On the outside, we see Kevin (played by Macauley Culkin) hurtling out the front door on a sled, the Wet Bandits slipping on steps that Kevin has covered with ice, Kevin crossing from the house to his backyard treehouse on a rope high in the air, and Kevin’s mom arriving in a truck filled with polka musicians.
And inside, Kevin rejoices that all the “jerks” in his family are gone like he wished, and he later sets up a series of booby traps to foil the Wet Bandits.
When the movie turned 25 in 2015, director Chris Columbus told Entertainment Weekly that casting the house was very important. He and his team drove around neighborhoods on the North Shore for weeks, he said, looking for a house that could host all the stunts and pranks that John Hughes had written into the script. For example, they needed a house with large windows for a scene where Kevin uses mannequins and a Michael Jordan cutout to make the house look lived-in.
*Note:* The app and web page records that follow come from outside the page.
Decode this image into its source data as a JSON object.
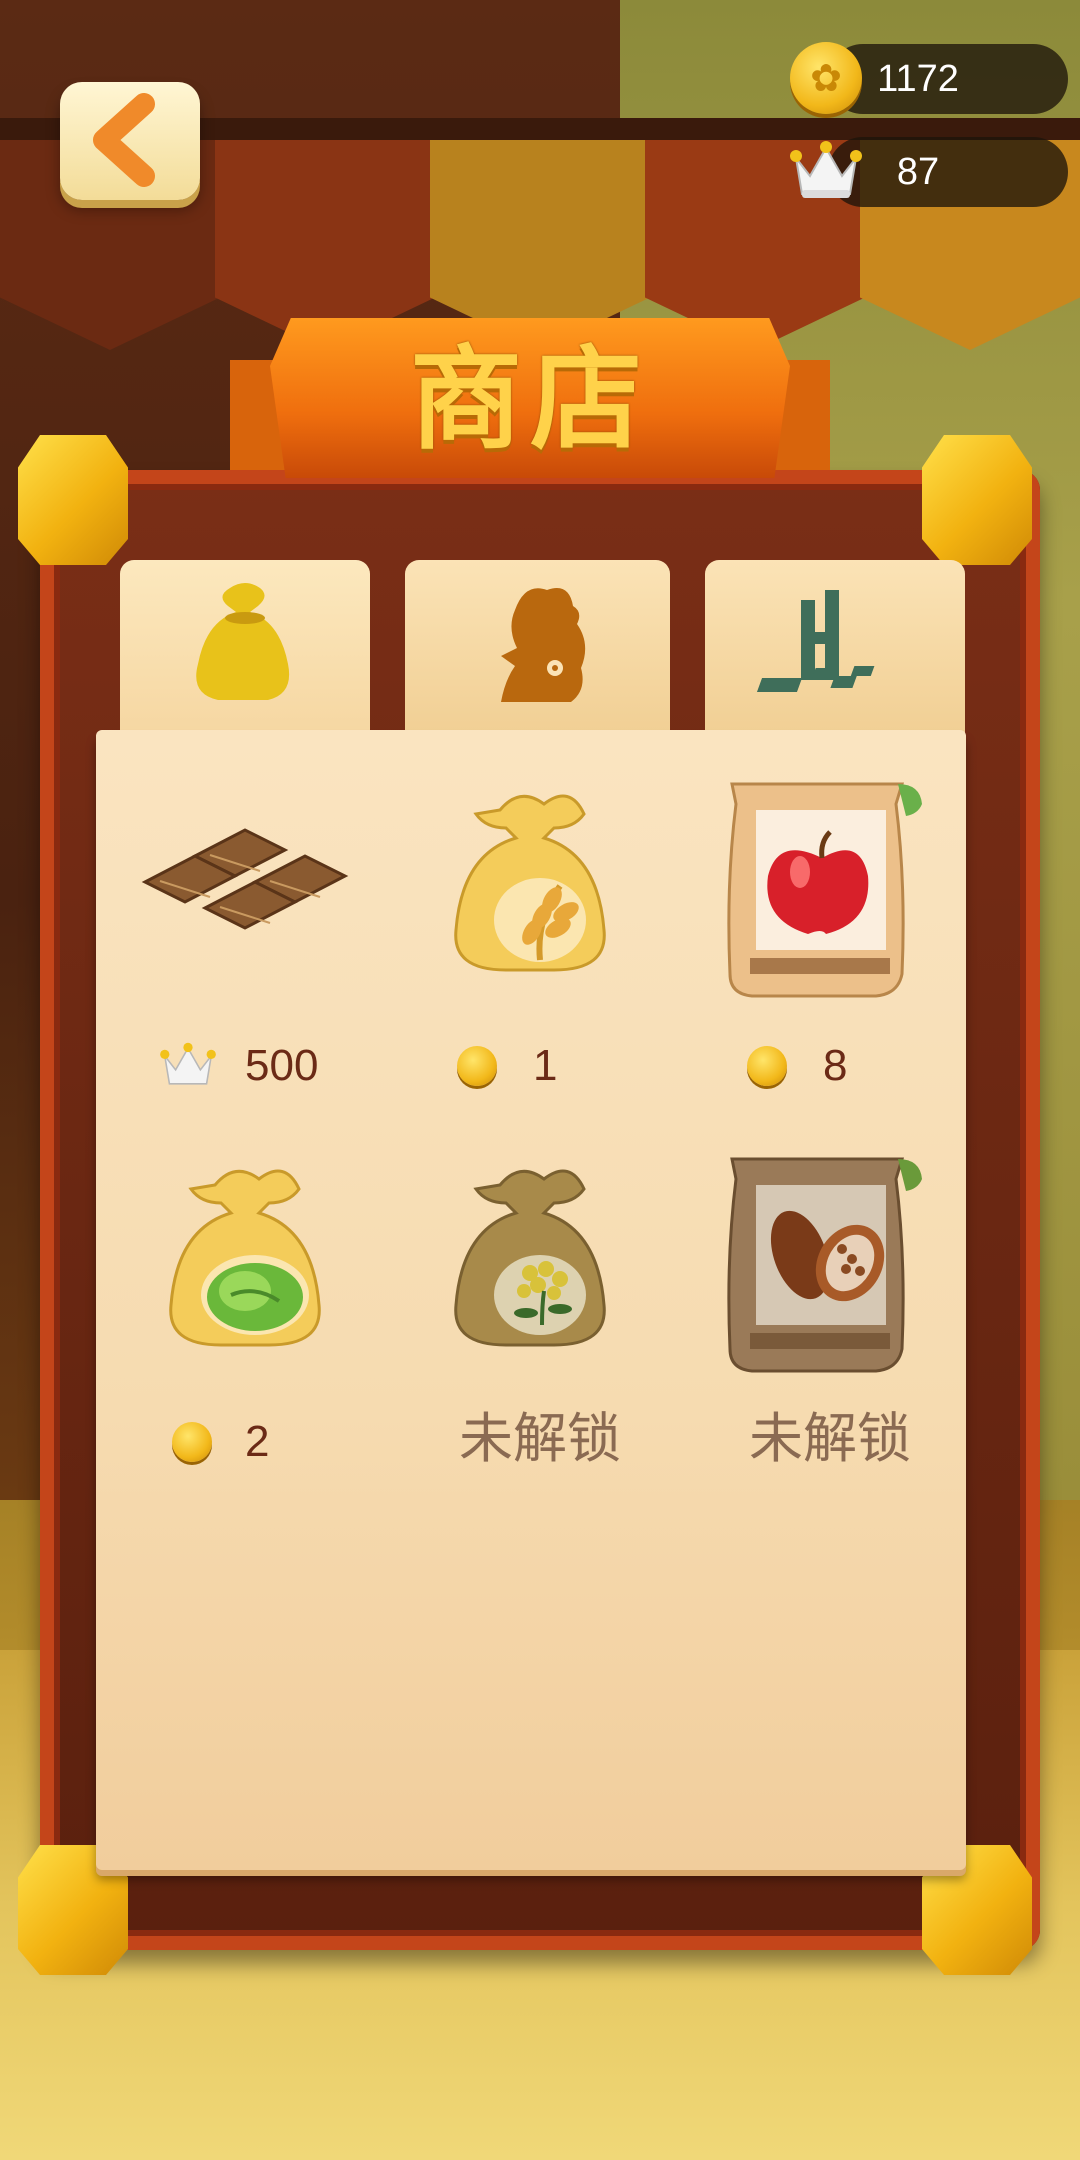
{
  "title": "商店",
  "currency": {
    "coins": "1172",
    "crowns": "87"
  },
  "tabs": [
    {
      "icon": "seed-bag-icon",
      "active": true
    },
    {
      "icon": "chicken-icon",
      "active": false
    },
    {
      "icon": "farmland-icon",
      "active": false
    }
  ],
  "items": [
    {
      "name": "farmland-plots",
      "currency": "crown",
      "price": "500",
      "locked": false
    },
    {
      "name": "wheat-seed-bag",
      "currency": "coin",
      "price": "1",
      "locked": false
    },
    {
      "name": "apple-seed-bag",
      "currency": "coin",
      "price": "8",
      "locked": false
    },
    {
      "name": "cabbage-seed-bag",
      "currency": "coin",
      "price": "2",
      "locked": false
    },
    {
      "name": "rapeseed-seed-bag",
      "locked": true,
      "status": "未解锁"
    },
    {
      "name": "cocoa-seed-bag",
      "locked": true,
      "status": "未解锁"
    }
  ],
  "colors": {
    "accent": "#ef6e0e",
    "title_text": "#ffd24a",
    "price_text": "#6b2a16",
    "locked_text": "#8a6a52"
  }
}
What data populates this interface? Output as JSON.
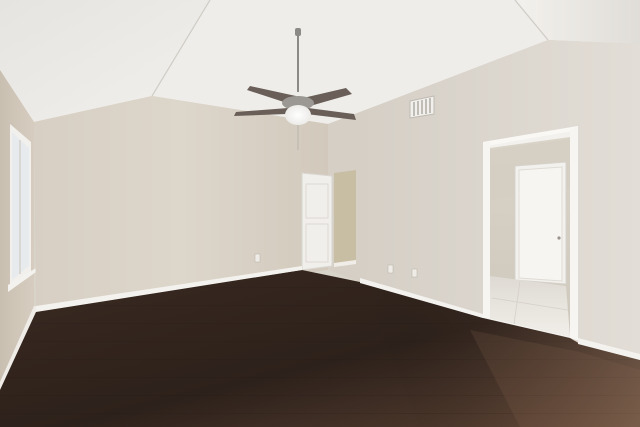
{
  "scene": {
    "description_free": true,
    "colors": {
      "ceiling": "#e9e7e3",
      "wall_left": "#d8d0c4",
      "wall_back": "#d9d2c8",
      "wall_right": "#dcd6ce",
      "floor_dark": "#2b1f1a",
      "floor_light": "#5c4233",
      "trim": "#f4f2ee",
      "door": "#f1efeb",
      "tile": "#e6e3de",
      "fan_metal": "#8c8a87",
      "fan_blade": "#6a5f58"
    },
    "objects": [
      "ceiling-fan",
      "air-vent",
      "window",
      "interior-door",
      "open-doorway",
      "hardwood-floor",
      "baseboard",
      "electrical-outlet"
    ]
  }
}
At the same time, Columbus said, the house had to be “visually appealing and, if this makes sense, warm and menacing at the same time. It’s the kind of house if you were a kid it would be fun to be left home alone.” The half-acre lot size made it possible to get camera cranes and equipment onto the site. The space also helped shoot scenes in the backyard as well as the front as the Wet Bandits assault the house from all sides.
Columbus said the budget didn’t allow building a simulated exterior of the house on a soundstage. That meant they also had to get the neighbors on board because many of the outdoor scenes at the house happen at night.
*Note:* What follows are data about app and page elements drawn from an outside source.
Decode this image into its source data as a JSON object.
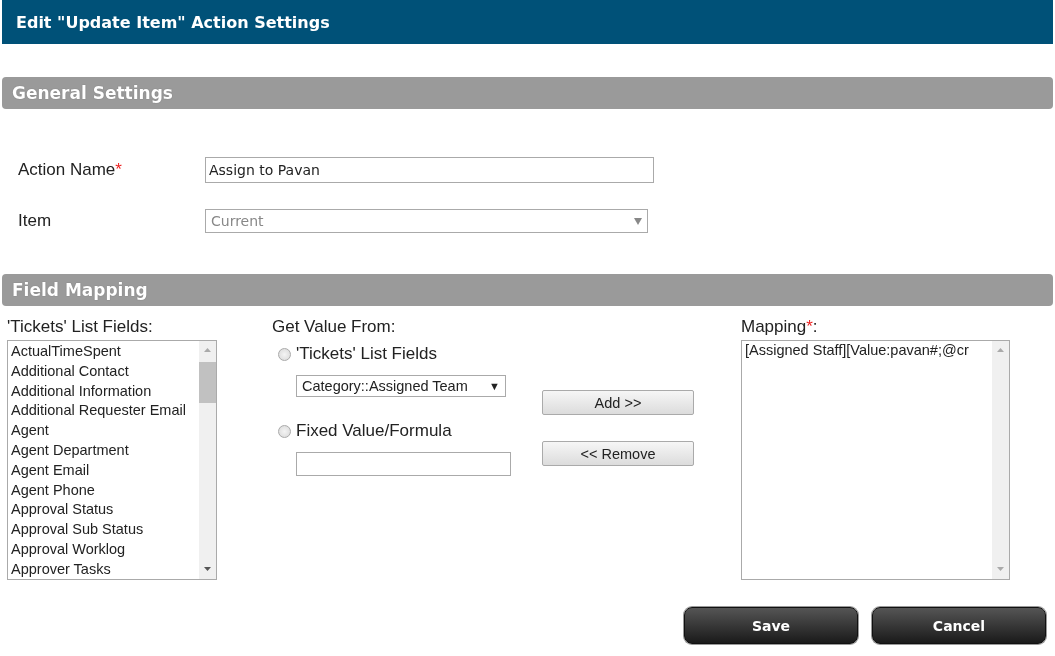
{
  "window": {
    "title": "Edit \"Update Item\" Action Settings"
  },
  "general_settings": {
    "title": "General Settings",
    "action_name": {
      "label": "Action Name",
      "required_mark": "*",
      "value": "Assign to Pavan"
    },
    "item": {
      "label": "Item",
      "value": "Current",
      "disabled": true
    }
  },
  "field_mapping": {
    "title": "Field Mapping",
    "list_fields": {
      "label": "'Tickets' List Fields:",
      "items": [
        {
          "text": "ActualTimeSpent",
          "selected": false
        },
        {
          "text": "Additional Contact",
          "selected": false
        },
        {
          "text": "Additional Information",
          "selected": false
        },
        {
          "text": "Additional Requester Email",
          "selected": false
        },
        {
          "text": "Agent",
          "selected": false
        },
        {
          "text": "Agent Department",
          "selected": false
        },
        {
          "text": "Agent Email",
          "selected": false
        },
        {
          "text": "Agent Phone",
          "selected": false
        },
        {
          "text": "Approval Status",
          "selected": false
        },
        {
          "text": "Approval Sub Status",
          "selected": false
        },
        {
          "text": "Approval Worklog",
          "selected": false
        },
        {
          "text": "Approver Tasks",
          "selected": false
        }
      ]
    },
    "get_value_from": {
      "label": "Get Value From:",
      "options": [
        {
          "label": "'Tickets' List Fields",
          "selected": false,
          "kind": "dropdown",
          "value": "Category::Assigned Team",
          "caret": "▼"
        },
        {
          "label": "Fixed Value/Formula",
          "selected": false,
          "kind": "text"
        }
      ]
    },
    "buttons": [
      "Add >>",
      "<< Remove"
    ],
    "mapping": {
      "label": "Mapping",
      "required_mark": "*",
      "label_suffix": ":",
      "value": "[Assigned Staff][Value:pavan#;@cr"
    }
  },
  "footer_buttons": [
    "Save",
    "Cancel"
  ]
}
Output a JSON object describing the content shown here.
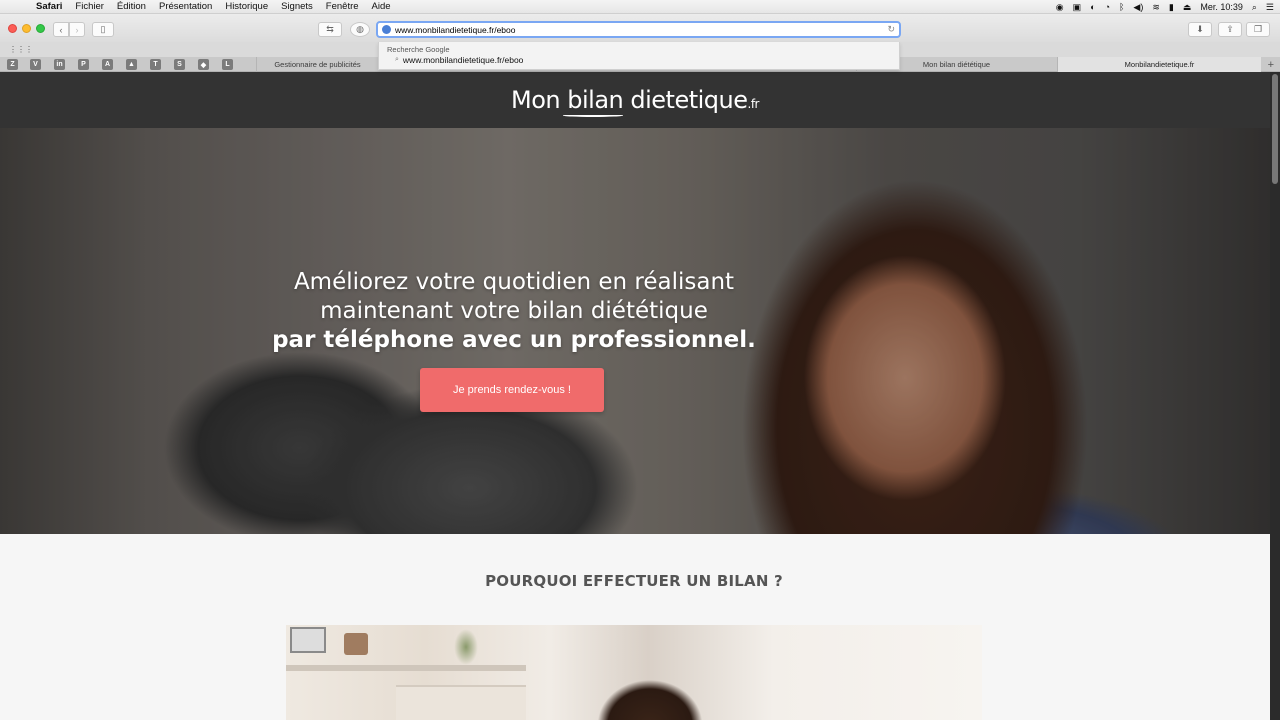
{
  "menubar": {
    "app_name": "Safari",
    "items": [
      "Fichier",
      "Édition",
      "Présentation",
      "Historique",
      "Signets",
      "Fenêtre",
      "Aide"
    ],
    "clock": "Mer. 10:39"
  },
  "browser": {
    "address": "www.monbilandietetique.fr/eboo",
    "autocomplete_heading": "Recherche Google",
    "autocomplete_suggestion": "www.monbilandietetique.fr/eboo",
    "bookmark_favicons": [
      "Z",
      "V",
      "in",
      "P",
      "A",
      "▲",
      "T",
      "S",
      "◆",
      "L"
    ],
    "tabs": [
      "Gestionnaire de publicités",
      "Mon bilan diététique",
      "Monbilandietetique.fr"
    ]
  },
  "site": {
    "logo_main": "Mon bilan dietetique",
    "logo_tld": ".fr",
    "hero_line1": "Améliorez votre quotidien en réalisant",
    "hero_line2": "maintenant votre bilan diététique",
    "hero_line3_start": "par téléphone avec un ",
    "hero_line3_bold": "professionnel.",
    "cta_label": "Je prends rendez-vous !",
    "section_title": "POURQUOI EFFECTUER UN BILAN ?"
  }
}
“We would be shooting from like 5:30 at night to 6 in the morning,” Columbus told Entertainment Weekly. “I think that the lights and the actors shouting, and me yelling ‘Action!’ probably got on a few peoples’ nerves.”
A few of the neighboring houses played supporting roles in the film, too, like the first house that the Wet Bandits hit and another that was the home of the South Bend Shovel Slayer, who “back in ‘58 murdered his whole family and half the people on the block with a snow shovel.”
The slayer’s single-covered home from 1899 sold in 2003 for $3 million. It was back on the market in 2014 at $2.875 million and received a lot of press as “Old Man Marley’s house,” but didn’t sell.
The people who owned the Home Alone house when the movie was shooting in the late 1980s, John and Cynthia Abendshien, listed the house for sale in 2011 and appeared in a video with their real estate agent, talking about the Home Alone connection. In the video, the agent even does a little business where she reaches for the knob on the front door, then checks to see if it’s scalding hot, a reference to one of the ways Kevin kept the Wet Bandits from getting in. The agent said that if you buy this charming, well-located house, you can “leave your cares behind, not your family members.”
The couple sold the house in March 2012 for almost $1.6 million. The current owners aren’t as open to talking about the home’s place in cinematic history and politely but firmly declined to talk about it.